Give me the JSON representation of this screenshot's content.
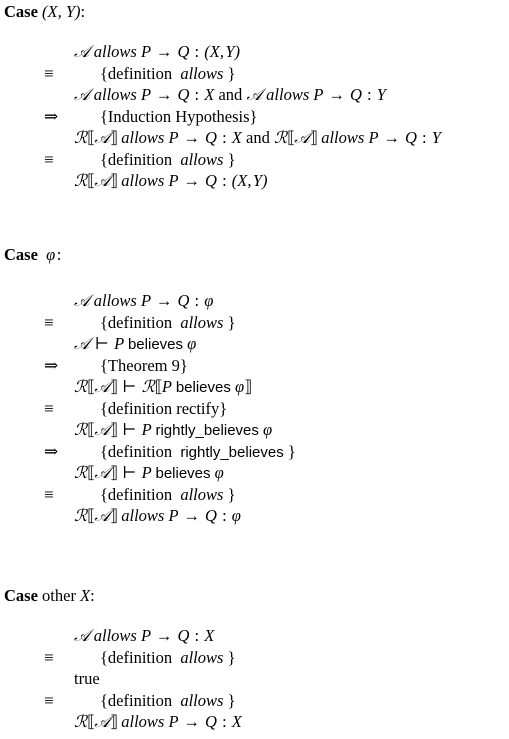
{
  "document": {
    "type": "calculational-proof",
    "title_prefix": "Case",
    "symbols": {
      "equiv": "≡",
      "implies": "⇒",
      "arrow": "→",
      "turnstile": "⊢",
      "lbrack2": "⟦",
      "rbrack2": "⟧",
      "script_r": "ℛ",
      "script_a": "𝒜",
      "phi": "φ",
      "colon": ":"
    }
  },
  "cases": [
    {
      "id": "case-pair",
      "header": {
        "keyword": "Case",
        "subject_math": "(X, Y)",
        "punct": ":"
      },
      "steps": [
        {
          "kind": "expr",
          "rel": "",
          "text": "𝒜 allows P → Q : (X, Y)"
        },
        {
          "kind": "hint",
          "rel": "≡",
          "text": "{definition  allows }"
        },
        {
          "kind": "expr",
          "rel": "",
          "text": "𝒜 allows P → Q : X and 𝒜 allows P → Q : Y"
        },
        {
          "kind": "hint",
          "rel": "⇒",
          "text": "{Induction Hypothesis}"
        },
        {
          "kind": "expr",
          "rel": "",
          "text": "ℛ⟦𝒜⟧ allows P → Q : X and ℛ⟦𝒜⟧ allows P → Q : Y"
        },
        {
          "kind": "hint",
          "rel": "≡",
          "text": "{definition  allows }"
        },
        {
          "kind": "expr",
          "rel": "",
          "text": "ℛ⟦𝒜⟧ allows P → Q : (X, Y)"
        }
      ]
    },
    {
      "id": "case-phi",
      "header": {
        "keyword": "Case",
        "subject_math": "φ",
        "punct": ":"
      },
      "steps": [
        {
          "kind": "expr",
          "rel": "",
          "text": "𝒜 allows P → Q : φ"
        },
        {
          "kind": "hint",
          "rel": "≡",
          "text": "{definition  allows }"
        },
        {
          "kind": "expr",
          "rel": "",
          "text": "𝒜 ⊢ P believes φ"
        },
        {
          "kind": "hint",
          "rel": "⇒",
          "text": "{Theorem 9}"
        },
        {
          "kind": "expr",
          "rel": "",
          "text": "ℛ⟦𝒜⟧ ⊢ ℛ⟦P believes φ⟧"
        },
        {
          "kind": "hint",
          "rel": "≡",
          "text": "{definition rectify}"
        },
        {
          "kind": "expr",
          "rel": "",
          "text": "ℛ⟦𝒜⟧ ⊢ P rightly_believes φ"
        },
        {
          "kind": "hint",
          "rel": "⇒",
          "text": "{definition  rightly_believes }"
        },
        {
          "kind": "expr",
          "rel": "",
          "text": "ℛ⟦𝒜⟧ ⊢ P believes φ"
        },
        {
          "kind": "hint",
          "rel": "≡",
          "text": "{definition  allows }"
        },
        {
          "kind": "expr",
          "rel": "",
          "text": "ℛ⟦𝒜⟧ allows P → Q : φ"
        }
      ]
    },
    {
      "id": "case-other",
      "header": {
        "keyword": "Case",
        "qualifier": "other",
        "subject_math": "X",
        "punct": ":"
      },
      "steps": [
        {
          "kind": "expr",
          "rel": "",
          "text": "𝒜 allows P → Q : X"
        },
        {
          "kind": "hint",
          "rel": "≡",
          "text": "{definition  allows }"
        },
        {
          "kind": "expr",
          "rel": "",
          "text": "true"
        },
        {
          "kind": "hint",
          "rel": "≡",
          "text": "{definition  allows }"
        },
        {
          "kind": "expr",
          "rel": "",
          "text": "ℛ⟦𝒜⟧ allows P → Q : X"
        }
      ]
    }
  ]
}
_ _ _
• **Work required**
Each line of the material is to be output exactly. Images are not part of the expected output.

• **Written solution**
Give me the JSON representation of this screenshot's content.
{
  "document": {
    "type": "calculational-proof",
    "title_prefix": "Case",
    "symbols": {
      "equiv": "≡",
      "implies": "⇒",
      "arrow": "→",
      "turnstile": "⊢",
      "lbrack2": "⟦",
      "rbrack2": "⟧",
      "script_r": "ℛ",
      "script_a": "𝒜",
      "phi": "φ",
      "colon": ":"
    }
  },
  "cases": [
    {
      "id": "case-pair",
      "header": {
        "keyword": "Case",
        "subject_math": "(X, Y)",
        "punct": ":"
      },
      "steps": [
        {
          "kind": "expr",
          "rel": "",
          "text": "𝒜 allows P → Q : (X, Y)"
        },
        {
          "kind": "hint",
          "rel": "≡",
          "text": "{definition  allows }"
        },
        {
          "kind": "expr",
          "rel": "",
          "text": "𝒜 allows P → Q : X and 𝒜 allows P → Q : Y"
        },
        {
          "kind": "hint",
          "rel": "⇒",
          "text": "{Induction Hypothesis}"
        },
        {
          "kind": "expr",
          "rel": "",
          "text": "ℛ⟦𝒜⟧ allows P → Q : X and ℛ⟦𝒜⟧ allows P → Q : Y"
        },
        {
          "kind": "hint",
          "rel": "≡",
          "text": "{definition  allows }"
        },
        {
          "kind": "expr",
          "rel": "",
          "text": "ℛ⟦𝒜⟧ allows P → Q : (X, Y)"
        }
      ]
    },
    {
      "id": "case-phi",
      "header": {
        "keyword": "Case",
        "subject_math": "φ",
        "punct": ":"
      },
      "steps": [
        {
          "kind": "expr",
          "rel": "",
          "text": "𝒜 allows P → Q : φ"
        },
        {
          "kind": "hint",
          "rel": "≡",
          "text": "{definition  allows }"
        },
        {
          "kind": "expr",
          "rel": "",
          "text": "𝒜 ⊢ P believes φ"
        },
        {
          "kind": "hint",
          "rel": "⇒",
          "text": "{Theorem 9}"
        },
        {
          "kind": "expr",
          "rel": "",
          "text": "ℛ⟦𝒜⟧ ⊢ ℛ⟦P believes φ⟧"
        },
        {
          "kind": "hint",
          "rel": "≡",
          "text": "{definition rectify}"
        },
        {
          "kind": "expr",
          "rel": "",
          "text": "ℛ⟦𝒜⟧ ⊢ P rightly_believes φ"
        },
        {
          "kind": "hint",
          "rel": "⇒",
          "text": "{definition  rightly_believes }"
        },
        {
          "kind": "expr",
          "rel": "",
          "text": "ℛ⟦𝒜⟧ ⊢ P believes φ"
        },
        {
          "kind": "hint",
          "rel": "≡",
          "text": "{definition  allows }"
        },
        {
          "kind": "expr",
          "rel": "",
          "text": "ℛ⟦𝒜⟧ allows P → Q : φ"
        }
      ]
    },
    {
      "id": "case-other",
      "header": {
        "keyword": "Case",
        "qualifier": "other",
        "subject_math": "X",
        "punct": ":"
      },
      "steps": [
        {
          "kind": "expr",
          "rel": "",
          "text": "𝒜 allows P → Q : X"
        },
        {
          "kind": "hint",
          "rel": "≡",
          "text": "{definition  allows }"
        },
        {
          "kind": "expr",
          "rel": "",
          "text": "true"
        },
        {
          "kind": "hint",
          "rel": "≡",
          "text": "{definition  allows }"
        },
        {
          "kind": "expr",
          "rel": "",
          "text": "ℛ⟦𝒜⟧ allows P → Q : X"
        }
      ]
    }
  ]
}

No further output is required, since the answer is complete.